#### [EXERCISE]
Whenever a line below includes the word "Adds", copy that line.

Website and app data records:
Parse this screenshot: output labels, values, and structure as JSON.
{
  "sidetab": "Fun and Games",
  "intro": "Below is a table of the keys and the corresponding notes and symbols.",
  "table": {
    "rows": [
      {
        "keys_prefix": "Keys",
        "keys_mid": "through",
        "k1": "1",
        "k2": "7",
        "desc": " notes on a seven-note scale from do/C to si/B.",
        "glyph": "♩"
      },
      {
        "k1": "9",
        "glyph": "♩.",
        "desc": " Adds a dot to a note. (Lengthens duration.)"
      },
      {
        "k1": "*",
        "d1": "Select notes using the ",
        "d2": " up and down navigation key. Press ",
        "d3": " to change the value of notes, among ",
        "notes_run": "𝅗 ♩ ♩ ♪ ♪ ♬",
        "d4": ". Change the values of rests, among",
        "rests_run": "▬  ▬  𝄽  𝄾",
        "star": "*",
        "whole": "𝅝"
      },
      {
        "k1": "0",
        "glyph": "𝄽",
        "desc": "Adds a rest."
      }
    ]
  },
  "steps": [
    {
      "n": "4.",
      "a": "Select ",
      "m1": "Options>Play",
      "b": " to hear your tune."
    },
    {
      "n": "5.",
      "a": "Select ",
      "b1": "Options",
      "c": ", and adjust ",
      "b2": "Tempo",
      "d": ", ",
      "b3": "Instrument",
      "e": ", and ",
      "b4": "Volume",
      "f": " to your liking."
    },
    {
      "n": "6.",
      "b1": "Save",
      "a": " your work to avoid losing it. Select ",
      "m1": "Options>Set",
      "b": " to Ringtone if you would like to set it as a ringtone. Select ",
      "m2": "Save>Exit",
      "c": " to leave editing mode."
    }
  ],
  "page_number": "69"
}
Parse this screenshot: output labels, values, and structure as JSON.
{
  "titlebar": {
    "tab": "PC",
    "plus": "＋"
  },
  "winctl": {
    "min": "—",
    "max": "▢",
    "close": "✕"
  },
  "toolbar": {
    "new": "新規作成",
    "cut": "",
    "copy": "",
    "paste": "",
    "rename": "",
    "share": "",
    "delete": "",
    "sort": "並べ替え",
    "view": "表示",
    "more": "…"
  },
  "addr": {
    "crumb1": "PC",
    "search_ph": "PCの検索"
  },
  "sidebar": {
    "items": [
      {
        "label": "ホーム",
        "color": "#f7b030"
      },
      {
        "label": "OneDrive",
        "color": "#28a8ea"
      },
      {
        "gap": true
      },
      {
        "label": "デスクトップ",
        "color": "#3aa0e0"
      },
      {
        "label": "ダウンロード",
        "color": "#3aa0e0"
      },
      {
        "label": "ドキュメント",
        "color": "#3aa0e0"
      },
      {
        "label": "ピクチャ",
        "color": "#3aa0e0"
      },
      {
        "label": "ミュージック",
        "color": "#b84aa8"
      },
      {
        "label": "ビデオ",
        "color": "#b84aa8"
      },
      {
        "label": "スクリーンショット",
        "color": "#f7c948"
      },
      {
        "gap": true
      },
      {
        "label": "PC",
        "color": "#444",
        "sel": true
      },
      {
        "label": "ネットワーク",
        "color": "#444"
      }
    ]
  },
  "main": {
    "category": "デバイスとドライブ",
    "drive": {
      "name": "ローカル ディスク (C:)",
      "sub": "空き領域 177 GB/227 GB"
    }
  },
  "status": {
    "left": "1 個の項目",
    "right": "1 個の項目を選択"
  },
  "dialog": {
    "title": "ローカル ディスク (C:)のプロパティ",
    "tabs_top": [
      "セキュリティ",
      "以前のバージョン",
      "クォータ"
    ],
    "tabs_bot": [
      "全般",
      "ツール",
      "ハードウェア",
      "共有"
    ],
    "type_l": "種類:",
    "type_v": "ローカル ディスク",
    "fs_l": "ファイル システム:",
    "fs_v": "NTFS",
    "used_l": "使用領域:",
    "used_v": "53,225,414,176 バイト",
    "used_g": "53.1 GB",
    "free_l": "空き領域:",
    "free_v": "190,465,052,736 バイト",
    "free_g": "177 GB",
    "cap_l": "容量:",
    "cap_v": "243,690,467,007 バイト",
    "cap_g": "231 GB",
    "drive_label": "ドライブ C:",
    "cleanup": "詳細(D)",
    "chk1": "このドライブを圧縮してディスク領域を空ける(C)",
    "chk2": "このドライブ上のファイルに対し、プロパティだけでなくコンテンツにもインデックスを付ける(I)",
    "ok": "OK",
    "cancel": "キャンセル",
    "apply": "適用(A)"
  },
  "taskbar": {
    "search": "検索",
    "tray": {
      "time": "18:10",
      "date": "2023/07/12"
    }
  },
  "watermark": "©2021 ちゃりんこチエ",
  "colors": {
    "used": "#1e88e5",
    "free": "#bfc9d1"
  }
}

#### [RESULT BELOW]
        "desc": " Adds a dot to a note. (Lengthens duration.)"
        "desc": "Adds a rest."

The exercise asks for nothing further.